2013: With the passage of two bills supported by LWV-TX, progress was made on recognition and reporting of child abuse and penalties for not reporting it: SB 939 (West) relates to training to recognize child abuse in schools and reporting it. HB 1205 (Parker, Raymond, Zerwas, Fallon) relates to the offense of failure to report abuse or neglect of a child in schools or institutes of higher learning.

Other bills also supported by LWV-TX passed: SB 44 (Zaffirini, West) provides mental health services in certain child abuse or neglect cases. SB 66 (Nelson) relates to studying the causes of and making recommendations for reducing child fatalities, including those from abuse or neglect. SB 245 (West) relates to eligibility of children's advocacy centers to provide services for children and family members in cases of child abuse and neglect. SB 1758 (Uresti) establishes a task force to examine hiring and management practices of the Department of Family and Protective Services. HB 1228 (Dukes) relates to consideration by the court of sex abuse and conduct that constitutes sexual assault in certain suits affecting the parent-child relationship.

2019. The 86 th Texas Legislature lost the previous session’s focus on the Texas Department of
Family and Protective Service and child protection. Fortunately, a few bills were passed that
continue to improve services provided to abused children.
Now schools, courts, and colleges are required to consider the child’s situation when disciplining or
in the civil/criminal court system.  The Texas Children’s Commission must develop guidelines for
judges for greater uniformity in handling CPS cases involving children with mental illness and the
placement and termination of parental rights. Texas will provide additional services for foster youth
who age out of the system to encourage success as a young adult. And lawmakers will have better
data on foster youth in the juvenile justice system, with specific reporting requirements to enable
development and implementation of programs to prevent foster youth from entering the criminal
justice system.
Lawmakers recognized the importance of stability in a child’s life by strengthening the possibility of
kinship placement. Now, the Department and Courts may consider as a caregiver a person who

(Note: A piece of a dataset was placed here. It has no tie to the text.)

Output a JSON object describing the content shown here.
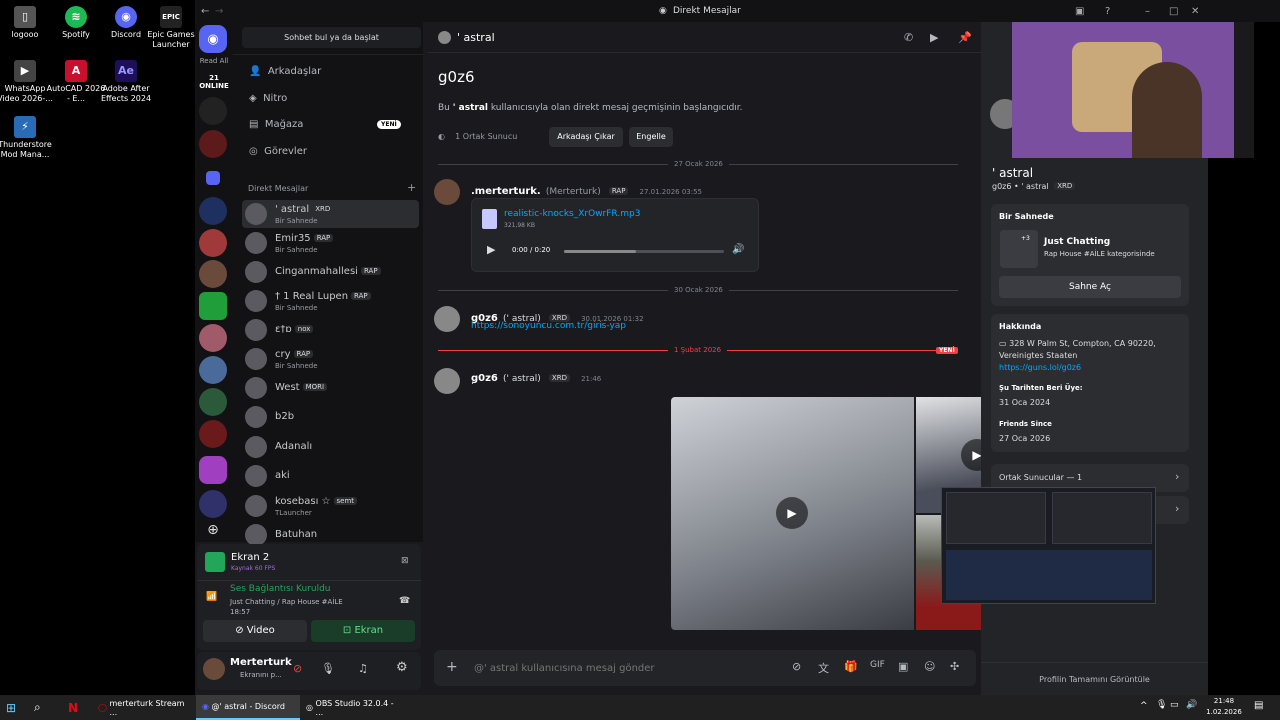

has a longstanding and significant relationship with the child’s family. Courts are required to ask
the child and the parent(s) about the identity of someone who may be considered as a caregiver in
lieu of placement in the foster system. Children will also be heard, as judges must ask them about
relationships in their lives at each permanency hearing. And Courts are now required to educate
kinship caregivers of ways to receive additional resources to help them provide for the placed
children.
Pregnant and parenting foster youth were not forgotten and will receive information about ways to
keep their own child(ren) safe and promote healthy attachment, child development, and maternal
health if they cannot or do not participate in Project Helping through Intervention and Prevention
(HIP) (a voluntary program).
Schools will have more responsibilities as well to help abused children through mandatory training
for public school employees to address prevention of sexual abuse, sex trafficking and other
maltreatment of children. Additional trauma-informed approaches will be integrated into schools,
but more needs to be done to prevent Adverse Childhood Experiences (“ACE”) and develop services to assist children to heal. H.B. 4183, which did not pass, would have implemented a statewide collaborative effort for communities and resources to address ACE.
Funding is always an issue for the state when providing protection for children. This lack of focus of
lawmakers included feeble attempts to meet the upcoming federal Family First Prevention Act
funding deadlines. Fortunately, S.B. 355 passed which calls for the Department to develop a
strategic plan for implementing previous programs in order to comply with FFPA.
The League issued six Action Alerts on Medicaid expansion and additional months of Medicaid
coverage for children. These alerts were among the most popular with our members and
supporters, generating more than 13,500 emails to legislators. However, only one of the bills, HB 744 giving 12 months of Medicaid coverage for new mothers, passed the House but was not voted on by the Senate.